AI is set to be one of the most profitable opportunities for the channel, as it sits directly at the forefront of the company’s innovation agenda. However, delivering AI is difficult, and CIOs are turning to their partners to provide leadership. It is the ultimate test of a partner’s ability to engage with customers on strategy and vision, rather than technical provision.
According to IDC, AI – including software, hardware, and services for AI-centric systems – will exceed $US300 billion by 2026 at a CAGR of 26.5 percent. This makes it one of the fastest growing areas expected across all of IT. With 89 percent of CIOs surveyed in the Foundry 2022 State of CIO report stating that their role is more digital and focused on innovation today, it’s clear that AI is being considered as a path to achieving those results.

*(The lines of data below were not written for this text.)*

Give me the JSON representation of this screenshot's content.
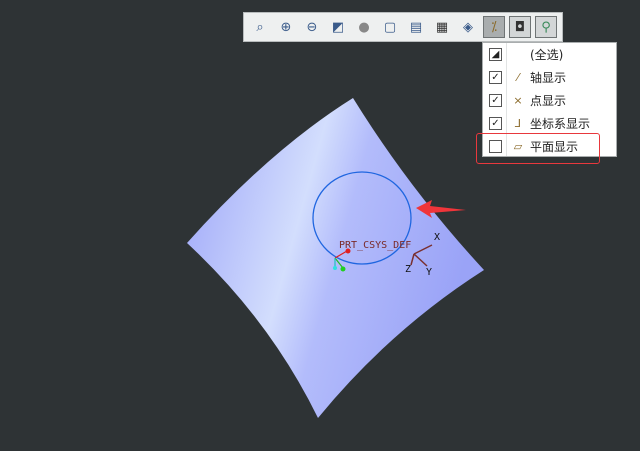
{
  "toolbar": {
    "buttons": [
      "zoom-fit",
      "zoom-in",
      "zoom-out",
      "repaint",
      "display-style",
      "saved-orientations",
      "view-manager",
      "snapshot",
      "perspective",
      "datum-display-filters",
      "annotation-display",
      "spin-center"
    ]
  },
  "menu": {
    "items": [
      {
        "label": "(全选)",
        "checked": "partial"
      },
      {
        "label": "轴显示",
        "checked": true
      },
      {
        "label": "点显示",
        "checked": true
      },
      {
        "label": "坐标系显示",
        "checked": true
      },
      {
        "label": "平面显示",
        "checked": false
      }
    ]
  },
  "viewport": {
    "csys_label": "PRT_CSYS_DEF",
    "axis_x": "X",
    "axis_y": "Y",
    "axis_z": "Z"
  },
  "colors": {
    "background": "#2e3335",
    "surface": "#a4acfa",
    "highlight": "#e8383d",
    "circle": "#1f66e0"
  }
}
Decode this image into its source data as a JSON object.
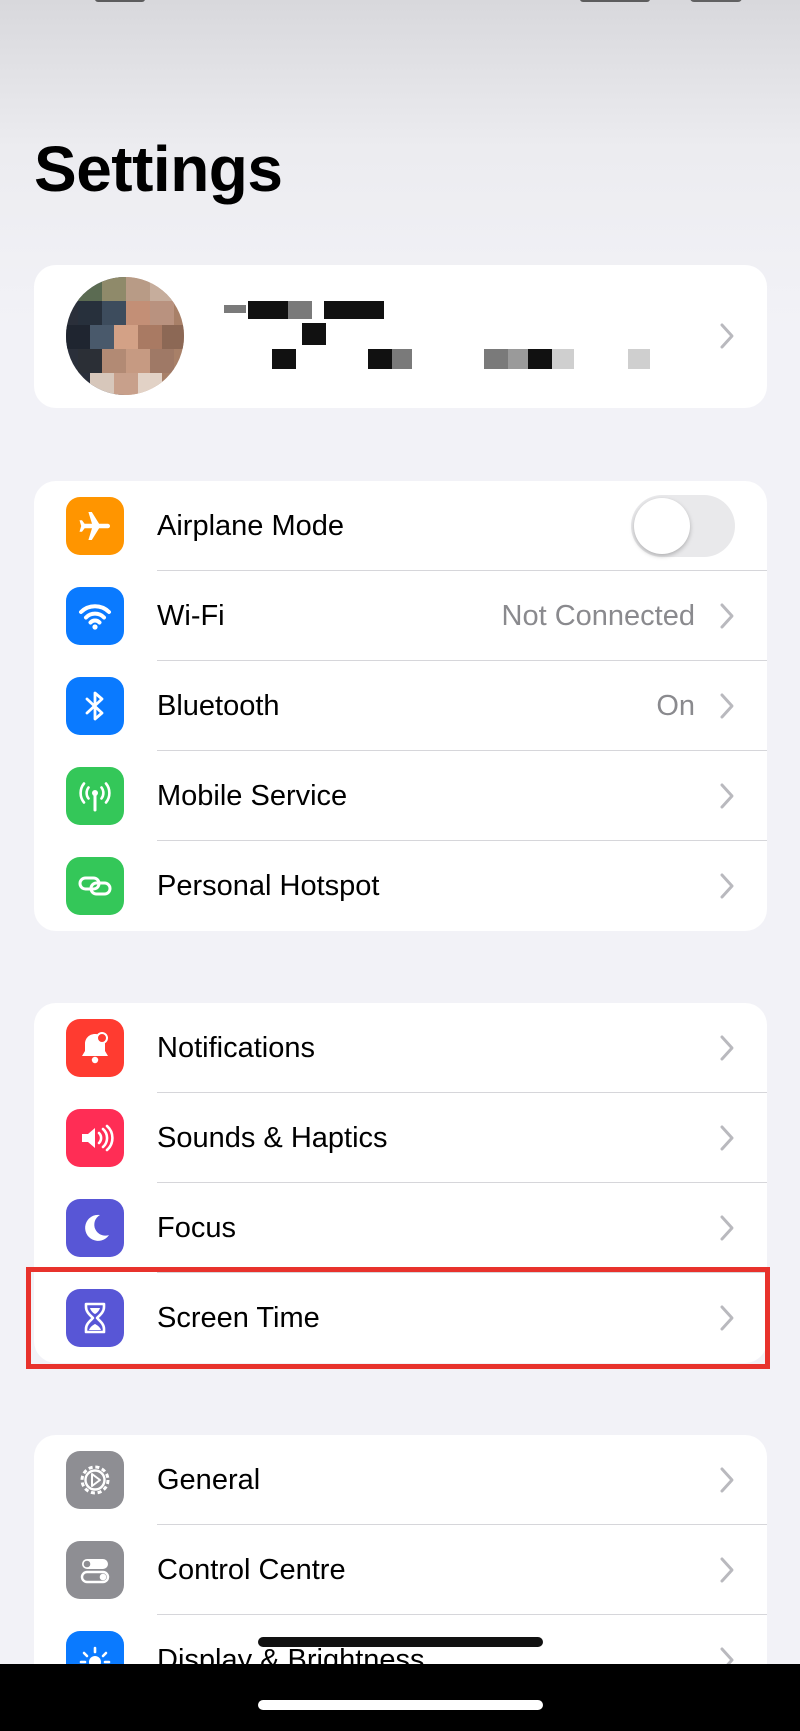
{
  "page_title": "Settings",
  "profile": {
    "name": "",
    "subtitle": ""
  },
  "groups": [
    {
      "items": [
        {
          "label": "Airplane Mode",
          "icon": "airplane-icon",
          "color": "#ff9500",
          "control": "toggle",
          "toggle_on": false
        },
        {
          "label": "Wi-Fi",
          "value": "Not Connected",
          "icon": "wifi-icon",
          "color": "#0a7aff"
        },
        {
          "label": "Bluetooth",
          "value": "On",
          "icon": "bluetooth-icon",
          "color": "#0a7aff"
        },
        {
          "label": "Mobile Service",
          "icon": "antenna-icon",
          "color": "#34c759"
        },
        {
          "label": "Personal Hotspot",
          "icon": "hotspot-link-icon",
          "color": "#34c759"
        }
      ]
    },
    {
      "items": [
        {
          "label": "Notifications",
          "icon": "bell-icon",
          "color": "#ff3b30"
        },
        {
          "label": "Sounds & Haptics",
          "icon": "speaker-icon",
          "color": "#ff2d55"
        },
        {
          "label": "Focus",
          "icon": "moon-icon",
          "color": "#5856d6"
        },
        {
          "label": "Screen Time",
          "icon": "hourglass-icon",
          "color": "#5856d6",
          "highlighted": true
        }
      ]
    },
    {
      "items": [
        {
          "label": "General",
          "icon": "gear-icon",
          "color": "#8e8e93"
        },
        {
          "label": "Control Centre",
          "icon": "switches-icon",
          "color": "#8e8e93"
        },
        {
          "label": "Display & Brightness",
          "icon": "sun-icon",
          "color": "#0a7aff"
        }
      ]
    }
  ],
  "colors": {
    "highlight_border": "#e8322c",
    "background": "#f2f2f7",
    "secondary_text": "#8a8a8e"
  }
}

However, 70-80 percent of AI projects fail. The reasons for this are very diverse, from a misunderstanding of the expected performance of AI, to poor change management, and, most commonly, data. Lack of data, or poor data quality, can lead to poorly “trained” and ineffective AI. Just as digital transformation experiences a high failure rate and organizations look to their partners to overcome those challenges, so too will partners be the answer to AI challenges for many organizations.
“Partners need to help customers understand that AI is a long-term investment,” Mei May Soo, Director of Data Science at Dell Technologies AI said in an exclusive interview with Foundry. “One cannot expect that an organization will be able to apply AI in every part of its business immediately. Artificial intelligence is not a tool. It is not software. It is a mindset. It is a deliberate design centered on behavioral science, and it is important for partners to help customers rethink the process and how AI will impact business so that AI can be layered into existing decision-making processes.
How partners can strategically engage with their customers around AI
For partners looking to help customers on their AI journey, there are several key discussion points to engage with them strategically on:
- The ultimate success of AI relies on data
- It is difficult to resource AI strategies in today’s climate of expertise
- Understanding that ethics in AI is a critical subject
AI is built on data, and data quality means everything for successful AI implementation. Many organizations need to find ways to first break down data silos and improve their data and system architecture. This will enable them to ensure the quality and consistency of their data.
The perceived skills shortage in most of IT is also affecting AI. For now, embracing large-scale AI solutions doesn’t seem viable because organizations will lack the data science and IT skills they need. Instead, the most effective approach to AI is to take a long-term view, and start with small, manageable applications. It is important to ensure that the application is successful and demonstrates a strong ROI, so that the organization’s appetite for AI continues to grow, not diminish.
From issues around privacy and data to protecting against bias and ensuring that decisions made by AI are honest, fair and just, ethics is a major discussion point in AI. For partners, that means making sure customers understand the direction of these discussions. It should also take steps in AI with the assumption that there will be strict regulations in the future. For that reason, paying close attention to best ethical practices around AI is now critical.
While these are genuine challenges and roadblocks that will make AI difficult for some organizations, according to May Soo, the ROI alone justifies the effort. “When selling AI at any time, keep an emphasis on return on investment both in the short and long term,” he said. “The adoption of AI can lead to significant cost reductions, as well as new opportunities to generate revenue.
“For our partners to successfully sell AI in today’s economic climate, we recommend that instead of giving an overwhelming picture of AI in general and what it can do for humanity and business start with a problem that is relevant to the customer, then gain credibility. of that success.”
Organizations that cannot scale to embrace AI will find themselves at risk of disruption moving forward, as AI begins to automate many workloads. CIOs are aware of this, but often struggle to understand the most effective path forward. For partners, this is the biggest opportunity to deeply engage with customers since the digital transformation itself and will be a key focal point for many IT budgets across all sectors in the coming years.
For more information on Dell Technologies’ work on AI, and how channel organizations can be part of the journey, click here.